Kari Fulton: Well, on different days, it takes different roles, I would say. Some days I feel like I'm the mother hen or the ethical leader. So, at times people comes to me like this is going on, this is going on and like oh, aaahhh so sometimes I feel like I have to... I feel more comfortable defending the rights of others than I do myself. So, when that happens I'm like I need to go, we need to rush, we like... you don't feel supported? What am I going to do to make sure you feel supported and that's what I think what type of leader I've had to be and I've been for awhile and now I'm just kind of looking at it like... along with the ethical aspect of wanting to do right by my people and knowing that that is my goal of any work that I do is to support my people, my family, my community, my culture. I think it is very important, but I also realize that if I just stood on my ethics and didn't have a strategy or a vision, I won't be anything and people need more than just someone to rah-rah for them. They need also someone to build that mission in and invigorate them to actually want to go on it and have a broader vision. So, I think that's where I would like to see myself and I don't want ever lose my ethical ways or my ability to be a process leader. I think those are very, very important skills to have but right now I think I'm sitting, just sitting around meditating on this bigger vision that I have and this bigger strategy and so I want to use all these lessons that I've had to really build that up.
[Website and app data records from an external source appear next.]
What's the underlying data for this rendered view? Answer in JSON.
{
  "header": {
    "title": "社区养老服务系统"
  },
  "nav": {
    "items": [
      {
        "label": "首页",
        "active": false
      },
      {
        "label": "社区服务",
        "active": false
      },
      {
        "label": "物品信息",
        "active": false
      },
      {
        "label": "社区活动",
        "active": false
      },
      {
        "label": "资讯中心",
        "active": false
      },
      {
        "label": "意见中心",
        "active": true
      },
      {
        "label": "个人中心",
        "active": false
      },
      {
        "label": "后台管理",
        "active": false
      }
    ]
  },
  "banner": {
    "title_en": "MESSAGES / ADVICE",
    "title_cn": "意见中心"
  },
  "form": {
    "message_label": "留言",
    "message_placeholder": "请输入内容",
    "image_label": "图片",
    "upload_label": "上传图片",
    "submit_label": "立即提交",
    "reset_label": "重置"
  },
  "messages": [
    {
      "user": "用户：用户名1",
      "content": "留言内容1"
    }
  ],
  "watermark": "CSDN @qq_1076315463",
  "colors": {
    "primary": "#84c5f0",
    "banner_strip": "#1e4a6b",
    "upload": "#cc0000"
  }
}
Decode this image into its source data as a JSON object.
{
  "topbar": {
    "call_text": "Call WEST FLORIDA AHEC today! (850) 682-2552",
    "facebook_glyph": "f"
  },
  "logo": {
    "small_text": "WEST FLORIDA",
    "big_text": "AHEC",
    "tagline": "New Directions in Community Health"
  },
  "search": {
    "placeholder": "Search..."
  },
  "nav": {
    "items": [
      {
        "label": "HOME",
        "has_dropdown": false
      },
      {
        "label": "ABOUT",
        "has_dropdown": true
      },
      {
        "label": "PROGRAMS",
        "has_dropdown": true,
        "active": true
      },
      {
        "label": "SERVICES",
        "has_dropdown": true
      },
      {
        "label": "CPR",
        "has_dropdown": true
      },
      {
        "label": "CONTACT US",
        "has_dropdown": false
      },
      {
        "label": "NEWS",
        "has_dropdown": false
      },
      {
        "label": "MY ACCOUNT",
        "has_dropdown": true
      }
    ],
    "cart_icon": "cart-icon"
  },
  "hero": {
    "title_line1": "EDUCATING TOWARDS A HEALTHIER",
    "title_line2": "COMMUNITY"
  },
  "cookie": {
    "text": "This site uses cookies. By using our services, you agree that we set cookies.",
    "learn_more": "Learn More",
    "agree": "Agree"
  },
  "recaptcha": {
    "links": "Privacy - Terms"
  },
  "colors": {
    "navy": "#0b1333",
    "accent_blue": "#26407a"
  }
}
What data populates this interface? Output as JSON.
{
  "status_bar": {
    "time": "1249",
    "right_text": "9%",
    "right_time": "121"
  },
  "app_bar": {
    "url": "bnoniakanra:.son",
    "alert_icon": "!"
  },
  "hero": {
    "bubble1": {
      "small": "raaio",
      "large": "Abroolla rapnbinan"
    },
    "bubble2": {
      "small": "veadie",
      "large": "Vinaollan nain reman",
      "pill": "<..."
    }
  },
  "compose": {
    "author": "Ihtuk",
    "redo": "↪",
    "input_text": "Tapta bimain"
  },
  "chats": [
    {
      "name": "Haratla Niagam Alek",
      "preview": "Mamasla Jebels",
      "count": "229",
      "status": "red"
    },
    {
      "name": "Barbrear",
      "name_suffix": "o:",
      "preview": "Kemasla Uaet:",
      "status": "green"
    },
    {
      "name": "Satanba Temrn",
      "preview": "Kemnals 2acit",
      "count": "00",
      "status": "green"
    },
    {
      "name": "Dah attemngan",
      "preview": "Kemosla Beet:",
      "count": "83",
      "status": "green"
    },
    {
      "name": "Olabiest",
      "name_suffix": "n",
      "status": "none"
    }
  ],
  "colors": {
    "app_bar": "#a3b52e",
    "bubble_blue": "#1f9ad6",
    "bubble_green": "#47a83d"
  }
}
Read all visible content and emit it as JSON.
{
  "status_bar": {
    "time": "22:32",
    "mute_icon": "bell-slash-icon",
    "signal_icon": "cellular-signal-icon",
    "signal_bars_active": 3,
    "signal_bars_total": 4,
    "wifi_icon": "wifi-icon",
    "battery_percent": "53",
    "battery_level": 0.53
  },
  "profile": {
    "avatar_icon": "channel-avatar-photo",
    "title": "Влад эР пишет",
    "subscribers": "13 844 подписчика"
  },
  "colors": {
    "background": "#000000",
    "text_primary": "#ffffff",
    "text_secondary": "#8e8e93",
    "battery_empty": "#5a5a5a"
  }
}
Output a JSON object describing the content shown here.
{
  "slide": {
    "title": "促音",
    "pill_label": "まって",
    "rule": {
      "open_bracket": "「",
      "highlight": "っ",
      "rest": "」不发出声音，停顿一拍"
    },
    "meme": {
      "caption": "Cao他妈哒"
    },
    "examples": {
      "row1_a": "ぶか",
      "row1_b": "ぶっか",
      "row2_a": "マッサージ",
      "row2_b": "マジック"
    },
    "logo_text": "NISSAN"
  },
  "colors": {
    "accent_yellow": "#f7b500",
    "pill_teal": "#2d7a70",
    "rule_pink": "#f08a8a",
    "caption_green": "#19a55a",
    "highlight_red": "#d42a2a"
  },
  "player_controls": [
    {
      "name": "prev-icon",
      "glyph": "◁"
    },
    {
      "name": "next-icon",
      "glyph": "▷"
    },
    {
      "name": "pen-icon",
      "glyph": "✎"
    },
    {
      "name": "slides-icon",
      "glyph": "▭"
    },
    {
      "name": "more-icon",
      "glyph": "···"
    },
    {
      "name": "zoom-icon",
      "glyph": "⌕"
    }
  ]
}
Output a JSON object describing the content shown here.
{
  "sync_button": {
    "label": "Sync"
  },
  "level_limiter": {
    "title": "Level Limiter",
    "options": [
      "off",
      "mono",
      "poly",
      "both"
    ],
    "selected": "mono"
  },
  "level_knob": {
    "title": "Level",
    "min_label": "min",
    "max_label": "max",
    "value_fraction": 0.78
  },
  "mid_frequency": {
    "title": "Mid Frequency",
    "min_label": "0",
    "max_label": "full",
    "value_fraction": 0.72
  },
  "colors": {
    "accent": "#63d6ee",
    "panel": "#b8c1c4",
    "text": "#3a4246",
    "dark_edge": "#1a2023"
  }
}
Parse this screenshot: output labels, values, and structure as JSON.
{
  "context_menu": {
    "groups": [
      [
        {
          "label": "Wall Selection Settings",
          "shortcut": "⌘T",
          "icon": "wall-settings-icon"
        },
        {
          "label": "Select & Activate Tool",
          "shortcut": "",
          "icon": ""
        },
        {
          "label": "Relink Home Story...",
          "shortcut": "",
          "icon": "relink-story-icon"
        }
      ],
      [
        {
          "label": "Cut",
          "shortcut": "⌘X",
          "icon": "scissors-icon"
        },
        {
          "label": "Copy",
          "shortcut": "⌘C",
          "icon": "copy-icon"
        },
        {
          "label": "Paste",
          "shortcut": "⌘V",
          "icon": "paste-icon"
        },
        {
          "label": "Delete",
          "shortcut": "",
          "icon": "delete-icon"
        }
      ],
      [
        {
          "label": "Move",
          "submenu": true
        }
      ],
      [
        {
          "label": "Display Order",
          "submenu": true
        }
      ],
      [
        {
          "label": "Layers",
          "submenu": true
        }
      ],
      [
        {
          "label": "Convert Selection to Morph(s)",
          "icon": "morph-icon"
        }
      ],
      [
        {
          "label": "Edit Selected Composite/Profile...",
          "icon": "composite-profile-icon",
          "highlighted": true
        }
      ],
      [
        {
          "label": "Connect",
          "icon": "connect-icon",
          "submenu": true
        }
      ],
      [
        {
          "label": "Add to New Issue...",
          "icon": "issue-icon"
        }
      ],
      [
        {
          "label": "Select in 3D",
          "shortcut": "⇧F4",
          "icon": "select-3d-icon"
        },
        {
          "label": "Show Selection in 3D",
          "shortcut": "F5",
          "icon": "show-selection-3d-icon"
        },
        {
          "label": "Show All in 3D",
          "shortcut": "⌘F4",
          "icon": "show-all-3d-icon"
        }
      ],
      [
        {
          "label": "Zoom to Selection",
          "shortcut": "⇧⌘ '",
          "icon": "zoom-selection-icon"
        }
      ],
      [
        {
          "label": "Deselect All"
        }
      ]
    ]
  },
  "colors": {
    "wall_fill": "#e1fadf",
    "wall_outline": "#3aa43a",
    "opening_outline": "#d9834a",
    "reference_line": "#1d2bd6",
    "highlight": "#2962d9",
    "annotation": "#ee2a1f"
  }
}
Recorded on: May 8, 2009

The activist talks about the fine art of reaching consensus.

Live on Monday: Does the US need one billion people?

What would happen if you tripled the US population? Matthew Yglesias and moderator Charles Duhigg explore the idea on Big Think Live.

Big Think LIVE

Is immigration key to bolstering the American economy? Could having one billion Americans secure the US's position as the global superpower?

Keep reading Show less

Mars pole may be hiding salty lakes and life, find researchers

Researchers detect a large lake and several ponds deep under the ice of the Martian South Pole.

Getty Images
Surprising Science
  • Italian scientists release findings of a large underground lake and three ponds below the South Pole of Mars.
  • The lake might contain water, with salt preventing them from freezing.
  • The presence of water may indicate the existence of microbial and other life forms on the planet.
Keep reading Show less

In praise of nudity: The nudist beaches of Central and Eastern Europe

"Nothing but naked people: fat ones, thin ones, old, young…"

Photo by Jessica D. Vega on Unsplash
Culture & Religion
They lie on towels, blankets and mattresses, without wind screens, but under umbrellas.
Keep reading Show less

Mystery anomaly weakens Earth's magnetic field, report scientists

A strange weakness in the Earth's protective magnetic field is growing and possibly splitting, shows data.

ESA
Surprising Science
  • "The South Atlantic Anomaly" in the Earth's magnetic field is growing and possibly splitting, shows data.
  • The information was gathered by the ESA's Swarm Constellation mission satellites.
  • The changes may indicate the coming reversal of the North and South Poles.
Keep reading Show less

In 2020, more men and women are likely to consider sex with a robot

Would you ever have sex with a robot?

Credit: Dim Dimich on Shutterstock
Technology & Innovation
  • In 2016, "Harmony", the world's first AI sex robot was designed by a tech firm called Realbotix.
  • According to 2020 survey data, more than one in five Americans (22 percent) say they would consider having sex with a robot. This is an increase from a survey conducted in 2017.
  • Robots (and robotic tech) already play a vital role in speeding up manufacturing, packaging, and processing across various industries.
Keep reading Show less
Quantcast